Spiral ganglion neurons depend on neurotrophic factors supplied by hair cells and other targets for their development and continued survival. Loss of this trophic support leads to spiral ganglion neuron death via apoptosis. Hair cells support spiral ganglion neuron survival by producing several peptide neurotrophic factors such as neurotrophin-3 and glial derived neurotrophic factor. In addition, neurotransmitter release from the hair cells drives membrane electrical activity in spiral ganglion neurons which also supports their survival. In animal models, replacement of peptide neurotrophic factors or electrical stimulation with an implanted electrode attenuates spiral ganglion neuron degeneration following deafferentation. Cell death inhibitors can also preserve spiral ganglion neuron populations. Preliminary studies show that transfer of stem cells or neurons from other ganglia are two potential strategies to replace lost spiral ganglion neurons. Inducing the regrowth of spiral ganglion neuron peripheral processes to approximate or contact cochlear implant electrodes may help optimize signaling from a diminished population of neurons.Summary
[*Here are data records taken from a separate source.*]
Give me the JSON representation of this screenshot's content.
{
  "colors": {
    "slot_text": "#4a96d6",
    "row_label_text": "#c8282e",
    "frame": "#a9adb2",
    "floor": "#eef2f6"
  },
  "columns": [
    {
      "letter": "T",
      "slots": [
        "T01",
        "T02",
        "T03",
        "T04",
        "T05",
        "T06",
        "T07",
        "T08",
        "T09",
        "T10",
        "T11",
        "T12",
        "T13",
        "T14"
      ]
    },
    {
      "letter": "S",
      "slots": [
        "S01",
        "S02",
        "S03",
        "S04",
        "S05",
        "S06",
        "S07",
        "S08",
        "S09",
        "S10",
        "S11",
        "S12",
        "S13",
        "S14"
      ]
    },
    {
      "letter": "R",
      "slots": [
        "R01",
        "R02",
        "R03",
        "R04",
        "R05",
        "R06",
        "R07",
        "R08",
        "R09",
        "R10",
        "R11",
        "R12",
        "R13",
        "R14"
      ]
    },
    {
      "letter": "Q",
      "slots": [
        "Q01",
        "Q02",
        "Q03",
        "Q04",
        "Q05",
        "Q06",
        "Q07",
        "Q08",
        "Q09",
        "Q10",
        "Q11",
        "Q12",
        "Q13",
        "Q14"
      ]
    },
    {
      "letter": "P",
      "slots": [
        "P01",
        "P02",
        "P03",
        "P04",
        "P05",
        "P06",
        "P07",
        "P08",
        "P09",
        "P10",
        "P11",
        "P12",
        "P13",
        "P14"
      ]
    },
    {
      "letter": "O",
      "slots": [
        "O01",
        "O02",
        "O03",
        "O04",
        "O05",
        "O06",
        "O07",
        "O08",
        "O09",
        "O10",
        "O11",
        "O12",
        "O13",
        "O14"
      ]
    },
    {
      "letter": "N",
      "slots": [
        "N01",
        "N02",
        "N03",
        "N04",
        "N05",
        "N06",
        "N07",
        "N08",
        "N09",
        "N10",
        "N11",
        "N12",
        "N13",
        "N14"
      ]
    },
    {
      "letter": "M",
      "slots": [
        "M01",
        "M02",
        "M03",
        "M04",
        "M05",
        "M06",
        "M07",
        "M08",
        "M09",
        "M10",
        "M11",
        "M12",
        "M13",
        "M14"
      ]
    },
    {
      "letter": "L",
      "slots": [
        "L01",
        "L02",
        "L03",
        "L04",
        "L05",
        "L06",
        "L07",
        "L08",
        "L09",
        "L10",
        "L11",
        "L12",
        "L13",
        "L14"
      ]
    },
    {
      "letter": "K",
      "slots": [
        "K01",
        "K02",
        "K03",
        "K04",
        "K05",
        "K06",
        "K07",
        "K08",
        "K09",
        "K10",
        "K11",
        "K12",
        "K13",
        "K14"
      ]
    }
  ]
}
Recent studies of spiral ganglion neuron development and survival have identified several trophic and neuritogenic factors which protect these specialized cells from degeneration following hair cell loss. While still preliminary, such strategies show promise for future clinical applications.